Retype the entries exactly. Include every line.
══════════════════════════════
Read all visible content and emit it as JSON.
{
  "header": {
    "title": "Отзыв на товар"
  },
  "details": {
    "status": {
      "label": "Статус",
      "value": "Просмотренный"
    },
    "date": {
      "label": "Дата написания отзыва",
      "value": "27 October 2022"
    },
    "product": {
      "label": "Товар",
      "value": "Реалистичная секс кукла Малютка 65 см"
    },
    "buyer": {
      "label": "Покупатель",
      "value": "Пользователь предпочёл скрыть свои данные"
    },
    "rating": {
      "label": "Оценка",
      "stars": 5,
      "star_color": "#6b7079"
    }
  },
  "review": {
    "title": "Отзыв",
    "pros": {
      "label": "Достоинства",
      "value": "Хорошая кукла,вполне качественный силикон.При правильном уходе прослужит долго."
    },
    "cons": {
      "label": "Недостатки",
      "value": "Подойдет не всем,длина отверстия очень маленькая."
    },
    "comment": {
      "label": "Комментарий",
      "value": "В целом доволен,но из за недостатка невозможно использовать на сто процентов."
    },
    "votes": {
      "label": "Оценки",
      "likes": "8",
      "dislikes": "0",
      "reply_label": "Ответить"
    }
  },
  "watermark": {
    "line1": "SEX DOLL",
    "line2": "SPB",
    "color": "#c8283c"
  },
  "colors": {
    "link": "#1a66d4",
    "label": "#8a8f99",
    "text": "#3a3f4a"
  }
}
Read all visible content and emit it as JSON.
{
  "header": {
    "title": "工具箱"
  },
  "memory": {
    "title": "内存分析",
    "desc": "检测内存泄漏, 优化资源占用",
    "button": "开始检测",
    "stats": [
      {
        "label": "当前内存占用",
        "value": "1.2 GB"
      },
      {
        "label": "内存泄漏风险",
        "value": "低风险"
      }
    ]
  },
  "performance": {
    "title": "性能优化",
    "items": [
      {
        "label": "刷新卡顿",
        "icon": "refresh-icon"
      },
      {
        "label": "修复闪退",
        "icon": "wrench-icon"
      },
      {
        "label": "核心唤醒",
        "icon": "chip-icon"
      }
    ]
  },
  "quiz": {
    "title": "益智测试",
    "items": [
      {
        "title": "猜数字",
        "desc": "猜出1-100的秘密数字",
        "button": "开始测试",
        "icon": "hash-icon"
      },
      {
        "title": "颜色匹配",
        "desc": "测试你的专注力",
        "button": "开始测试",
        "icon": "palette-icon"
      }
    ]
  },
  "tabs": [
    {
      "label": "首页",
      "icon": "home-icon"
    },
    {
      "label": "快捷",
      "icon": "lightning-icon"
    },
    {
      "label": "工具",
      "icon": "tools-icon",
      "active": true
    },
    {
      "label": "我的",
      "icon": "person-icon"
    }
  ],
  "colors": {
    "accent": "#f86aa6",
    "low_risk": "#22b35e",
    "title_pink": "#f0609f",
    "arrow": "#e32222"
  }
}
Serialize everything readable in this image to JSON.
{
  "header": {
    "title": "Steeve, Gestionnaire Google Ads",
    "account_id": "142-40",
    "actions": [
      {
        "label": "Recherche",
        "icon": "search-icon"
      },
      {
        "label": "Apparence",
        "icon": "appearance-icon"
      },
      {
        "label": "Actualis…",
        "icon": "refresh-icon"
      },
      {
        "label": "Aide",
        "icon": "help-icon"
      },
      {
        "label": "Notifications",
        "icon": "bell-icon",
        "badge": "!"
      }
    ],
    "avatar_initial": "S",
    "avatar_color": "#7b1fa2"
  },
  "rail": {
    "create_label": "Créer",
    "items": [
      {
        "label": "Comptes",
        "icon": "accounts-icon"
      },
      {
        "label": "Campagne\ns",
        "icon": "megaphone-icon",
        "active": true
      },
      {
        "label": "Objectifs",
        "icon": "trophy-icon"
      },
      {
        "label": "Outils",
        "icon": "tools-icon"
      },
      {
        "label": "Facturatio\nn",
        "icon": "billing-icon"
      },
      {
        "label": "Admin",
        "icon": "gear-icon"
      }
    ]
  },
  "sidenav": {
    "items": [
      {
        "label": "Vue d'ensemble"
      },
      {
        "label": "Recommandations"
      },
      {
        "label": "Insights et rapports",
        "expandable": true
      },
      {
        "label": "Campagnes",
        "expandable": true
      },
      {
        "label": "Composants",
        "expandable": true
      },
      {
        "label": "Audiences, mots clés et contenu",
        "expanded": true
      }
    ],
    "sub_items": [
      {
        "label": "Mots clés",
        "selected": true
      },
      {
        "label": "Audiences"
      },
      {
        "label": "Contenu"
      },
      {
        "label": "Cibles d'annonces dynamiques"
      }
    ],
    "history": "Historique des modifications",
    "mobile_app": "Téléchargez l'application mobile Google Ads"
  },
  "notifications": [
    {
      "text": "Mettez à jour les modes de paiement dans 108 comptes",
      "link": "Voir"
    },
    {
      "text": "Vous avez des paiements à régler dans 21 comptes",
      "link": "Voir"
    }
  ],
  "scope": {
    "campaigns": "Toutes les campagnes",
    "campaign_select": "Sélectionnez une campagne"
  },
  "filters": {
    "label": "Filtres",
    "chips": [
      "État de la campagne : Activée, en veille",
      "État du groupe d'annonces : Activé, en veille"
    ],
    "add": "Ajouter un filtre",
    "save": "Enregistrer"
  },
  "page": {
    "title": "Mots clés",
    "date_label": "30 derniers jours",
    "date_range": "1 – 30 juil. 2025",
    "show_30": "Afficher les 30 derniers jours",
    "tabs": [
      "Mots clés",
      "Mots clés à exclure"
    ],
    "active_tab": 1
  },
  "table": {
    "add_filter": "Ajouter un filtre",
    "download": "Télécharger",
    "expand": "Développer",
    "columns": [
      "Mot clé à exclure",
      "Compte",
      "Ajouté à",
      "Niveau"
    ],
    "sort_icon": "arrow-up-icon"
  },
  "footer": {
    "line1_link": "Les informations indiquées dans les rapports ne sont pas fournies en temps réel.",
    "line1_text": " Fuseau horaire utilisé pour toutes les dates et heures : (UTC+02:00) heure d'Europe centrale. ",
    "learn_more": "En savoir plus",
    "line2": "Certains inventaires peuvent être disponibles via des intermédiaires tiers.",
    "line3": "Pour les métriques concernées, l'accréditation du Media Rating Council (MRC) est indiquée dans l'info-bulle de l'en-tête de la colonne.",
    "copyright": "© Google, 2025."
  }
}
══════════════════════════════
**Answer to this task:**
Read all visible content and emit it as JSON.
{
  "header": {
    "title": "Отзыв на товар"
  },
  "details": {
    "status": {
      "label": "Статус",
      "value": "Просмотренный"
    },
    "date": {
      "label": "Дата написания отзыва",
      "value": "27 October 2022"
    },
    "product": {
      "label": "Товар",
      "value": "Реалистичная секс кукла Малютка 65 см"
    },
    "buyer": {
      "label": "Покупатель",
      "value": "Пользователь предпочёл скрыть свои данные"
    },
    "rating": {
      "label": "Оценка",
      "stars": 5,
      "star_color": "#6b7079"
    }
  },
  "review": {
    "title": "Отзыв",
    "pros": {
      "label": "Достоинства",
      "value": "Хорошая кукла,вполне качественный силикон.При правильном уходе прослужит долго."
    },
    "cons": {
      "label": "Недостатки",
      "value": "Подойдет не всем,длина отверстия очень маленькая."
    },
    "comment": {
      "label": "Комментарий",
      "value": "В целом доволен,но из за недостатка невозможно использовать на сто процентов."
    },
    "votes": {
      "label": "Оценки",
      "likes": "8",
      "dislikes": "0",
      "reply_label": "Ответить"
    }
  },
  "watermark": {
    "line1": "SEX DOLL",
    "line2": "SPB",
    "color": "#c8283c"
  },
  "colors": {
    "link": "#1a66d4",
    "label": "#8a8f99",
    "text": "#3a3f4a"
  }
}
Read all visible content and emit it as JSON.
{
  "header": {
    "title": "工具箱"
  },
  "memory": {
    "title": "内存分析",
    "desc": "检测内存泄漏, 优化资源占用",
    "button": "开始检测",
    "stats": [
      {
        "label": "当前内存占用",
        "value": "1.2 GB"
      },
      {
        "label": "内存泄漏风险",
        "value": "低风险"
      }
    ]
  },
  "performance": {
    "title": "性能优化",
    "items": [
      {
        "label": "刷新卡顿",
        "icon": "refresh-icon"
      },
      {
        "label": "修复闪退",
        "icon": "wrench-icon"
      },
      {
        "label": "核心唤醒",
        "icon": "chip-icon"
      }
    ]
  },
  "quiz": {
    "title": "益智测试",
    "items": [
      {
        "title": "猜数字",
        "desc": "猜出1-100的秘密数字",
        "button": "开始测试",
        "icon": "hash-icon"
      },
      {
        "title": "颜色匹配",
        "desc": "测试你的专注力",
        "button": "开始测试",
        "icon": "palette-icon"
      }
    ]
  },
  "tabs": [
    {
      "label": "首页",
      "icon": "home-icon"
    },
    {
      "label": "快捷",
      "icon": "lightning-icon"
    },
    {
      "label": "工具",
      "icon": "tools-icon",
      "active": true
    },
    {
      "label": "我的",
      "icon": "person-icon"
    }
  ],
  "colors": {
    "accent": "#f86aa6",
    "low_risk": "#22b35e",
    "title_pink": "#f0609f",
    "arrow": "#e32222"
  }
}
Serialize everything readable in this image to JSON.
{
  "header": {
    "title": "Steeve, Gestionnaire Google Ads",
    "account_id": "142-40",
    "actions": [
      {
        "label": "Recherche",
        "icon": "search-icon"
      },
      {
        "label": "Apparence",
        "icon": "appearance-icon"
      },
      {
        "label": "Actualis…",
        "icon": "refresh-icon"
      },
      {
        "label": "Aide",
        "icon": "help-icon"
      },
      {
        "label": "Notifications",
        "icon": "bell-icon",
        "badge": "!"
      }
    ],
    "avatar_initial": "S",
    "avatar_color": "#7b1fa2"
  },
  "rail": {
    "create_label": "Créer",
    "items": [
      {
        "label": "Comptes",
        "icon": "accounts-icon"
      },
      {
        "label": "Campagne\ns",
        "icon": "megaphone-icon",
        "active": true
      },
      {
        "label": "Objectifs",
        "icon": "trophy-icon"
      },
      {
        "label": "Outils",
        "icon": "tools-icon"
      },
      {
        "label": "Facturatio\nn",
        "icon": "billing-icon"
      },
      {
        "label": "Admin",
        "icon": "gear-icon"
      }
    ]
  },
  "sidenav": {
    "items": [
      {
        "label": "Vue d'ensemble"
      },
      {
        "label": "Recommandations"
      },
      {
        "label": "Insights et rapports",
        "expandable": true
      },
      {
        "label": "Campagnes",
        "expandable": true
      },
      {
        "label": "Composants",
        "expandable": true
      },
      {
        "label": "Audiences, mots clés et contenu",
        "expanded": true
      }
    ],
    "sub_items": [
      {
        "label": "Mots clés",
        "selected": true
      },
      {
        "label": "Audiences"
      },
      {
        "label": "Contenu"
      },
      {
        "label": "Cibles d'annonces dynamiques"
      }
    ],
    "history": "Historique des modifications",
    "mobile_app": "Téléchargez l'application mobile Google Ads"
  },
  "notifications": [
    {
      "text": "Mettez à jour les modes de paiement dans 108 comptes",
      "link": "Voir"
    },
    {
      "text": "Vous avez des paiements à régler dans 21 comptes",
      "link": "Voir"
    }
  ],
  "scope": {
    "campaigns": "Toutes les campagnes",
    "campaign_select": "Sélectionnez une campagne"
  },
  "filters": {
    "label": "Filtres",
    "chips": [
      "État de la campagne : Activée, en veille",
      "État du groupe d'annonces : Activé, en veille"
    ],
    "add": "Ajouter un filtre",
    "save": "Enregistrer"
  },
  "page": {
    "title": "Mots clés",
    "date_label": "30 derniers jours",
    "date_range": "1 – 30 juil. 2025",
    "show_30": "Afficher les 30 derniers jours",
    "tabs": [
      "Mots clés",
      "Mots clés à exclure"
    ],
    "active_tab": 1
  },
  "table": {
    "add_filter": "Ajouter un filtre",
    "download": "Télécharger",
    "expand": "Développer",
    "columns": [
      "Mot clé à exclure",
      "Compte",
      "Ajouté à",
      "Niveau"
    ],
    "sort_icon": "arrow-up-icon"
  },
  "footer": {
    "line1_link": "Les informations indiquées dans les rapports ne sont pas fournies en temps réel.",
    "line1_text": " Fuseau horaire utilisé pour toutes les dates et heures : (UTC+02:00) heure d'Europe centrale. ",
    "learn_more": "En savoir plus",
    "line2": "Certains inventaires peuvent être disponibles via des intermédiaires tiers.",
    "line3": "Pour les métriques concernées, l'accréditation du Media Rating Council (MRC) est indiquée dans l'info-bulle de l'en-tête de la colonne.",
    "copyright": "© Google, 2025."
  }
}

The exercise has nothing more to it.